Finally, in the interest of completeness, the Court addresses the substance of Plaintiff's allegations. While Plaintiff alleges that altered documents were used during administrative proceedings, neither her complaint nor any subsequent filings with the Court have articulated more clearly which documents have been altered. In addition, Plaintiff's response to the motion for summary judgment fails to address Defendant's argument regarding her Bivens claim in its entirety.
As noted above, the Court has reviewed the record to discern any evidence regarding Plaintiff's claim. In the course of proceedings before the MSPB, Plaintiff contended that certain records had been altered. These claims were limited to (1) Plaintiff's husband's discharge papers from Albert Einstein Medical Center, (2) a letter written from New-Howard's lawyer on August 31, 2005, (3) Plaintiff's submission of a certificate to return to work or school, which was included with the letter written by New-Howard's lawyer on August 31, 2005, (4) Plaintiff's submission of a "Certification of a Health Care Provider," and (5) two letters submitted to the agency subsequent to her proposed removal. As described in detail in Section III.B, Plaintiff's eventual removal had nothing to do with the substance of the purported alterations. See infra. pp. 12-17.
VI. Attorney's Fees
Plaintiff has not prevailed on the substance of any of her claims, with the possible exception of her request for review of the MSPB's disposition of her nondiscrimination claims. However, given that Plaintiff is pro se, we need not address the merits of her request for attorney's fees with respect to this claim. See Bleschke v. United States, No. 93-3505, 1994 WL 108051, at *1-*2 (Fed. Cir. Mar. 29, 1994).
For the foregoing reasons, Defendant's Motion for Summary Judgment (Doc. No. 56) is GRANTED IN PART and DENIED IN PART. Plaintiff's Cross-Motion for Summary Judgment (Doc. No. 97) is DENIED. The petition for review is REMANDED to the Merit Systems Protection Board, to make findings regarding the issue of the denial of Plaintiff's requests for sick leave.
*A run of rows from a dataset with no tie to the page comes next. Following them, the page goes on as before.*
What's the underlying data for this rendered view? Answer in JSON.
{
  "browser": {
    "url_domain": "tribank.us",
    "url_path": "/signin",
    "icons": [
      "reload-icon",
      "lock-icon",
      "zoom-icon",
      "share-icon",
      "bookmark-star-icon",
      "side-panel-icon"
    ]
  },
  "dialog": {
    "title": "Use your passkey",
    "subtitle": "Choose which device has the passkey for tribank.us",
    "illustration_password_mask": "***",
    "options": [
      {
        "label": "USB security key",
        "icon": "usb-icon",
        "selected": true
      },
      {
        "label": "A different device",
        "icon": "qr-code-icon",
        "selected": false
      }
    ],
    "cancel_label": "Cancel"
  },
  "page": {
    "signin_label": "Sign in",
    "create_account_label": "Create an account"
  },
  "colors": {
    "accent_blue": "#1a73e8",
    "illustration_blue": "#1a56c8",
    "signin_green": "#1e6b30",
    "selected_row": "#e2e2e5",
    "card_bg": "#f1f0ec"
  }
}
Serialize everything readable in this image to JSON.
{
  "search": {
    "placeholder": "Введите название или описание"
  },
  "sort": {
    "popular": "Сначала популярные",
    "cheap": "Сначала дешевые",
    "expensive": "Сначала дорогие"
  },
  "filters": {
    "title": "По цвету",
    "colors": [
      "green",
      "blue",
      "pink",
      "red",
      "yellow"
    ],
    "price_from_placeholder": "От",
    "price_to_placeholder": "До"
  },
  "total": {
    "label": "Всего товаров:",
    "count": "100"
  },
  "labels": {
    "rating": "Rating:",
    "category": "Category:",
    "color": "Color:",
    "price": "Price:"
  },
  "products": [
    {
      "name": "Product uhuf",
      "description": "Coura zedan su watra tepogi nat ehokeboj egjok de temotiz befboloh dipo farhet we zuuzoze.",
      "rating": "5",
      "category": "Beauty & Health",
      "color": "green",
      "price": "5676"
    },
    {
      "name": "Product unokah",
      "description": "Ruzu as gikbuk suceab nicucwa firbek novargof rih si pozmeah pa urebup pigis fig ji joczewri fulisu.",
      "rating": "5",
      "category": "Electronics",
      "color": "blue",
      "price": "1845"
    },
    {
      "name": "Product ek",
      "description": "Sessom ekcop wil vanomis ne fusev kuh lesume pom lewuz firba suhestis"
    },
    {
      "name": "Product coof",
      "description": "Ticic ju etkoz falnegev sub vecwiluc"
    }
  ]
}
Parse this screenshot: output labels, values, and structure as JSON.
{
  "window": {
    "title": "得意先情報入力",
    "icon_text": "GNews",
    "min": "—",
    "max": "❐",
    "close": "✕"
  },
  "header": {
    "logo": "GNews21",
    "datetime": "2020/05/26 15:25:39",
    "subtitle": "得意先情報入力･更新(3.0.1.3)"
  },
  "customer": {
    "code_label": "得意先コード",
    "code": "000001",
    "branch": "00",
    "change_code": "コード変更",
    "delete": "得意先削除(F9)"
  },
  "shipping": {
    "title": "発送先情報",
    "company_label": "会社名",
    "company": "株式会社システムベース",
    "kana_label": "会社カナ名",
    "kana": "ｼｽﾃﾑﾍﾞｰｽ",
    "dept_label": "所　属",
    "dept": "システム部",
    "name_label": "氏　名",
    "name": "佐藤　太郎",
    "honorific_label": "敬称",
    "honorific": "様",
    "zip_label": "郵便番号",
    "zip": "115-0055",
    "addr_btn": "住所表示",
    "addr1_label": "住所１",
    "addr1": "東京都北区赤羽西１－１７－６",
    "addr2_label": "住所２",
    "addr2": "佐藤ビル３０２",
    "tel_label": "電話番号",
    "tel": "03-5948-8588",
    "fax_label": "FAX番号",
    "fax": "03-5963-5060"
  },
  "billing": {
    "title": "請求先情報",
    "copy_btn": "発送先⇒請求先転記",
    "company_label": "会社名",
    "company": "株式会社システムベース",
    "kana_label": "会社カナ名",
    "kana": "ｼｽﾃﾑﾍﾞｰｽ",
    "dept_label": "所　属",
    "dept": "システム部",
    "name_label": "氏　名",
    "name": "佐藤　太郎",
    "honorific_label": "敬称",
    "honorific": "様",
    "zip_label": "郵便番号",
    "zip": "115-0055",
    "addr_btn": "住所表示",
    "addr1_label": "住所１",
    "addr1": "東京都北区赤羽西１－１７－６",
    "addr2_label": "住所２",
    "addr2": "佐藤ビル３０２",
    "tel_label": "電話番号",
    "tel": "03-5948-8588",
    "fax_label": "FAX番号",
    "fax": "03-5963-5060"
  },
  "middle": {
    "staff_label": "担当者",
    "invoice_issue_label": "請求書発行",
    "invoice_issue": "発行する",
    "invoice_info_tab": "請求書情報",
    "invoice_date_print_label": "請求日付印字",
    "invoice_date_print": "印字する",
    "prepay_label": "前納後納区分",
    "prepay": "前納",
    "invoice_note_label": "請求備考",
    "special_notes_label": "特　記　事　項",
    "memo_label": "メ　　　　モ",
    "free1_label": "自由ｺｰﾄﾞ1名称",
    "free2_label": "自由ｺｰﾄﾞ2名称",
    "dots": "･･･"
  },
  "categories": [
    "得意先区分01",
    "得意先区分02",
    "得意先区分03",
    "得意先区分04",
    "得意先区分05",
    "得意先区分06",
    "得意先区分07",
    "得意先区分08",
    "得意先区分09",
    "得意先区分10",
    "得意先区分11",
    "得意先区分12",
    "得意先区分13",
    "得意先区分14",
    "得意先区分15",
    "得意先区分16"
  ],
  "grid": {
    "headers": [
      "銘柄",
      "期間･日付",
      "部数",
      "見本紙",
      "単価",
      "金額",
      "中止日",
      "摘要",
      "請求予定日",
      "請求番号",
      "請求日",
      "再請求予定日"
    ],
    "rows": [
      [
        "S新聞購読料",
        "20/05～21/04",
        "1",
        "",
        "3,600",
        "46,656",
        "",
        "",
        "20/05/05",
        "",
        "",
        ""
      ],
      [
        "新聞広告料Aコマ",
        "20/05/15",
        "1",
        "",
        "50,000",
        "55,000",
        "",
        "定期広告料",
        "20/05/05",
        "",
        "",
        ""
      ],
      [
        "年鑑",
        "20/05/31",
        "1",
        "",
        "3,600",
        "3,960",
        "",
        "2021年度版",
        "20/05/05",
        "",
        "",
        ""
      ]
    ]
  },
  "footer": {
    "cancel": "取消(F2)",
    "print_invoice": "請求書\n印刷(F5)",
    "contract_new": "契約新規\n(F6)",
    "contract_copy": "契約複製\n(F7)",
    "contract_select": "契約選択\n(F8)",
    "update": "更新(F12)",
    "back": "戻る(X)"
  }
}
The Clerk of Court is directed to close this matter for statistical purposes. An appropriate Order will follow.